Records from a data source:

++++++++++

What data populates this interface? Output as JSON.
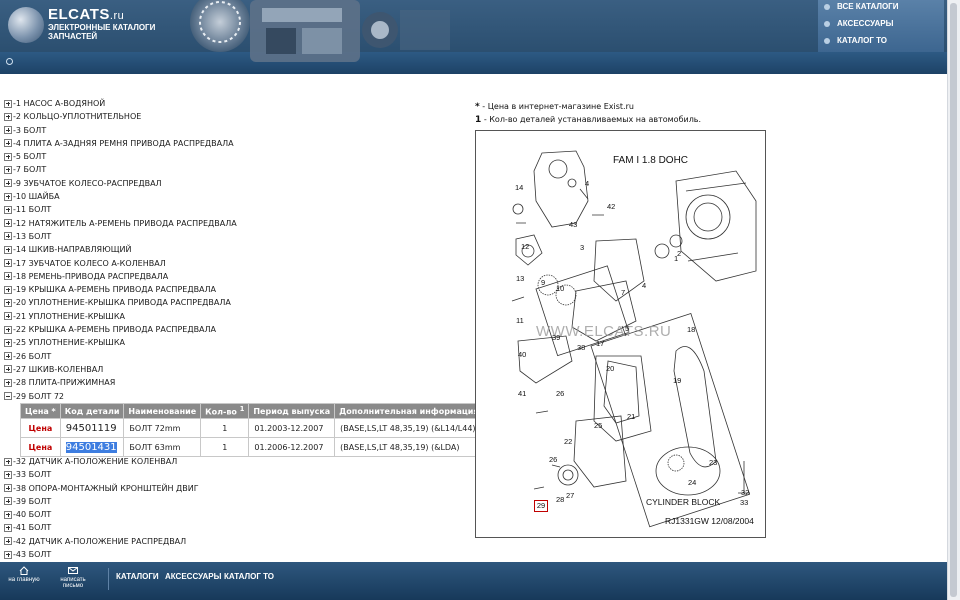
{
  "header": {
    "brand_name": "ELCATS",
    "brand_tld": ".ru",
    "brand_sub": "ЭЛЕКТРОННЫЕ КАТАЛОГИ ЗАПЧАСТЕЙ",
    "top_nav": [
      "ВСЕ КАТАЛОГИ",
      "АКСЕССУАРЫ",
      "КАТАЛОГ ТО"
    ]
  },
  "tree": [
    {
      "label": "1 НАСОС А-ВОДЯНОЙ",
      "expanded": false
    },
    {
      "label": "2 КОЛЬЦО-УПЛОТНИТЕЛЬНОЕ",
      "expanded": false
    },
    {
      "label": "3 БОЛТ",
      "expanded": false
    },
    {
      "label": "4 ПЛИТА А-ЗАДНЯЯ РЕМНЯ ПРИВОДА РАСПРЕДВАЛА",
      "expanded": false
    },
    {
      "label": "5 БОЛТ",
      "expanded": false
    },
    {
      "label": "7 БОЛТ",
      "expanded": false
    },
    {
      "label": "9 ЗУБЧАТОЕ КОЛЕСО-РАСПРЕДВАЛ",
      "expanded": false
    },
    {
      "label": "10 ШАЙБА",
      "expanded": false
    },
    {
      "label": "11 БОЛТ",
      "expanded": false
    },
    {
      "label": "12 НАТЯЖИТЕЛЬ А-РЕМЕНЬ ПРИВОДА РАСПРЕДВАЛА",
      "expanded": false
    },
    {
      "label": "13 БОЛТ",
      "expanded": false
    },
    {
      "label": "14 ШКИВ-НАПРАВЛЯЮЩИЙ",
      "expanded": false
    },
    {
      "label": "17 ЗУБЧАТОЕ КОЛЕСО А-КОЛЕНВАЛ",
      "expanded": false
    },
    {
      "label": "18 РЕМЕНЬ-ПРИВОДА РАСПРЕДВАЛА",
      "expanded": false
    },
    {
      "label": "19 КРЫШКА А-РЕМЕНЬ ПРИВОДА РАСПРЕДВАЛА",
      "expanded": false
    },
    {
      "label": "20 УПЛОТНЕНИЕ-КРЫШКА ПРИВОДА РАСПРЕДВАЛА",
      "expanded": false
    },
    {
      "label": "21 УПЛОТНЕНИЕ-КРЫШКА",
      "expanded": false
    },
    {
      "label": "22 КРЫШКА А-РЕМЕНЬ ПРИВОДА РАСПРЕДВАЛА",
      "expanded": false
    },
    {
      "label": "25 УПЛОТНЕНИЕ-КРЫШКА",
      "expanded": false
    },
    {
      "label": "26 БОЛТ",
      "expanded": false
    },
    {
      "label": "27 ШКИВ-КОЛЕНВАЛ",
      "expanded": false
    },
    {
      "label": "28 ПЛИТА-ПРИЖИМНАЯ",
      "expanded": false
    },
    {
      "label": "29 БОЛТ 72",
      "expanded": true
    }
  ],
  "tree_after": [
    {
      "label": "32 ДАТЧИК А-ПОЛОЖЕНИЕ КОЛЕНВАЛ",
      "expanded": false
    },
    {
      "label": "33 БОЛТ",
      "expanded": false
    },
    {
      "label": "38 ОПОРА-МОНТАЖНЫЙ КРОНШТЕЙН ДВИГ",
      "expanded": false
    },
    {
      "label": "39 БОЛТ",
      "expanded": false
    },
    {
      "label": "40 БОЛТ",
      "expanded": false
    },
    {
      "label": "41 БОЛТ",
      "expanded": false
    },
    {
      "label": "42 ДАТЧИК А-ПОЛОЖЕНИЕ РАСПРЕДВАЛ",
      "expanded": false
    },
    {
      "label": "43 БОЛТ",
      "expanded": false
    }
  ],
  "parts_table": {
    "headers": [
      "Цена *",
      "Код детали",
      "Наименование",
      "Кол-во",
      "Период выпуска",
      "Дополнительная информация"
    ],
    "qty_sup": "1",
    "rows": [
      {
        "price": "Цена",
        "code": "94501119",
        "name": "БОЛТ 72mm",
        "qty": "1",
        "period": "01.2003-12.2007",
        "info": "(BASE,LS,LT 48,35,19) (&L14/L44)",
        "selected": false
      },
      {
        "price": "Цена",
        "code": "94501431",
        "name": "БОЛТ 63mm",
        "qty": "1",
        "period": "01.2006-12.2007",
        "info": "(BASE,LS,LT 48,35,19) (&LDA)",
        "selected": true
      }
    ]
  },
  "legend": {
    "star_mark": "*",
    "star_text": "- Цена в интернет-магазине Exist.ru",
    "num_mark": "1",
    "num_text": "- Кол-во деталей устанавливаемых на автомобиль."
  },
  "diagram": {
    "engine_label": "FAM I  1.8 DOHC",
    "watermark": "WWW.ELCATS.RU",
    "cylinder_label": "CYLINDER BLOCK",
    "footer_code": "RJ1331GW  12/08/2004",
    "highlighted_callout": "29",
    "callouts": [
      "18",
      "4",
      "14",
      "42",
      "43",
      "3",
      "1",
      "2",
      "12",
      "13",
      "9",
      "10",
      "4",
      "7",
      "11",
      "5",
      "17",
      "39",
      "38",
      "40",
      "41",
      "20",
      "19",
      "26",
      "21",
      "25",
      "22",
      "23",
      "26",
      "27",
      "28",
      "24",
      "32",
      "33"
    ]
  },
  "footer": {
    "home_label": "на главную",
    "mail_label": "написать письмо",
    "links": [
      "КАТАЛОГИ",
      "АКСЕССУАРЫ",
      "КАТАЛОГ ТО"
    ]
  },
  "colors": {
    "header_blue": "#2d5a84",
    "price_red": "#c00000",
    "selection_blue": "#3d7de0",
    "table_header_gray": "#8a8a8a"
  }
}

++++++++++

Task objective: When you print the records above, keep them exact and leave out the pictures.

Answer to this exercise:
What data populates this interface? Output as JSON.
{
  "header": {
    "brand_name": "ELCATS",
    "brand_tld": ".ru",
    "brand_sub": "ЭЛЕКТРОННЫЕ КАТАЛОГИ ЗАПЧАСТЕЙ",
    "top_nav": [
      "ВСЕ КАТАЛОГИ",
      "АКСЕССУАРЫ",
      "КАТАЛОГ ТО"
    ]
  },
  "tree": [
    {
      "label": "1 НАСОС А-ВОДЯНОЙ",
      "expanded": false
    },
    {
      "label": "2 КОЛЬЦО-УПЛОТНИТЕЛЬНОЕ",
      "expanded": false
    },
    {
      "label": "3 БОЛТ",
      "expanded": false
    },
    {
      "label": "4 ПЛИТА А-ЗАДНЯЯ РЕМНЯ ПРИВОДА РАСПРЕДВАЛА",
      "expanded": false
    },
    {
      "label": "5 БОЛТ",
      "expanded": false
    },
    {
      "label": "7 БОЛТ",
      "expanded": false
    },
    {
      "label": "9 ЗУБЧАТОЕ КОЛЕСО-РАСПРЕДВАЛ",
      "expanded": false
    },
    {
      "label": "10 ШАЙБА",
      "expanded": false
    },
    {
      "label": "11 БОЛТ",
      "expanded": false
    },
    {
      "label": "12 НАТЯЖИТЕЛЬ А-РЕМЕНЬ ПРИВОДА РАСПРЕДВАЛА",
      "expanded": false
    },
    {
      "label": "13 БОЛТ",
      "expanded": false
    },
    {
      "label": "14 ШКИВ-НАПРАВЛЯЮЩИЙ",
      "expanded": false
    },
    {
      "label": "17 ЗУБЧАТОЕ КОЛЕСО А-КОЛЕНВАЛ",
      "expanded": false
    },
    {
      "label": "18 РЕМЕНЬ-ПРИВОДА РАСПРЕДВАЛА",
      "expanded": false
    },
    {
      "label": "19 КРЫШКА А-РЕМЕНЬ ПРИВОДА РАСПРЕДВАЛА",
      "expanded": false
    },
    {
      "label": "20 УПЛОТНЕНИЕ-КРЫШКА ПРИВОДА РАСПРЕДВАЛА",
      "expanded": false
    },
    {
      "label": "21 УПЛОТНЕНИЕ-КРЫШКА",
      "expanded": false
    },
    {
      "label": "22 КРЫШКА А-РЕМЕНЬ ПРИВОДА РАСПРЕДВАЛА",
      "expanded": false
    },
    {
      "label": "25 УПЛОТНЕНИЕ-КРЫШКА",
      "expanded": false
    },
    {
      "label": "26 БОЛТ",
      "expanded": false
    },
    {
      "label": "27 ШКИВ-КОЛЕНВАЛ",
      "expanded": false
    },
    {
      "label": "28 ПЛИТА-ПРИЖИМНАЯ",
      "expanded": false
    },
    {
      "label": "29 БОЛТ 72",
      "expanded": true
    }
  ],
  "tree_after": [
    {
      "label": "32 ДАТЧИК А-ПОЛОЖЕНИЕ КОЛЕНВАЛ",
      "expanded": false
    },
    {
      "label": "33 БОЛТ",
      "expanded": false
    },
    {
      "label": "38 ОПОРА-МОНТАЖНЫЙ КРОНШТЕЙН ДВИГ",
      "expanded": false
    },
    {
      "label": "39 БОЛТ",
      "expanded": false
    },
    {
      "label": "40 БОЛТ",
      "expanded": false
    },
    {
      "label": "41 БОЛТ",
      "expanded": false
    },
    {
      "label": "42 ДАТЧИК А-ПОЛОЖЕНИЕ РАСПРЕДВАЛ",
      "expanded": false
    },
    {
      "label": "43 БОЛТ",
      "expanded": false
    }
  ],
  "parts_table": {
    "headers": [
      "Цена *",
      "Код детали",
      "Наименование",
      "Кол-во",
      "Период выпуска",
      "Дополнительная информация"
    ],
    "qty_sup": "1",
    "rows": [
      {
        "price": "Цена",
        "code": "94501119",
        "name": "БОЛТ 72mm",
        "qty": "1",
        "period": "01.2003-12.2007",
        "info": "(BASE,LS,LT 48,35,19) (&L14/L44)",
        "selected": false
      },
      {
        "price": "Цена",
        "code": "94501431",
        "name": "БОЛТ 63mm",
        "qty": "1",
        "period": "01.2006-12.2007",
        "info": "(BASE,LS,LT 48,35,19) (&LDA)",
        "selected": true
      }
    ]
  },
  "legend": {
    "star_mark": "*",
    "star_text": "- Цена в интернет-магазине Exist.ru",
    "num_mark": "1",
    "num_text": "- Кол-во деталей устанавливаемых на автомобиль."
  },
  "diagram": {
    "engine_label": "FAM I  1.8 DOHC",
    "watermark": "WWW.ELCATS.RU",
    "cylinder_label": "CYLINDER BLOCK",
    "footer_code": "RJ1331GW  12/08/2004",
    "highlighted_callout": "29",
    "callouts": [
      "18",
      "4",
      "14",
      "42",
      "43",
      "3",
      "1",
      "2",
      "12",
      "13",
      "9",
      "10",
      "4",
      "7",
      "11",
      "5",
      "17",
      "39",
      "38",
      "40",
      "41",
      "20",
      "19",
      "26",
      "21",
      "25",
      "22",
      "23",
      "26",
      "27",
      "28",
      "24",
      "32",
      "33"
    ]
  },
  "footer": {
    "home_label": "на главную",
    "mail_label": "написать письмо",
    "links": [
      "КАТАЛОГИ",
      "АКСЕССУАРЫ",
      "КАТАЛОГ ТО"
    ]
  },
  "colors": {
    "header_blue": "#2d5a84",
    "price_red": "#c00000",
    "selection_blue": "#3d7de0",
    "table_header_gray": "#8a8a8a"
  }
}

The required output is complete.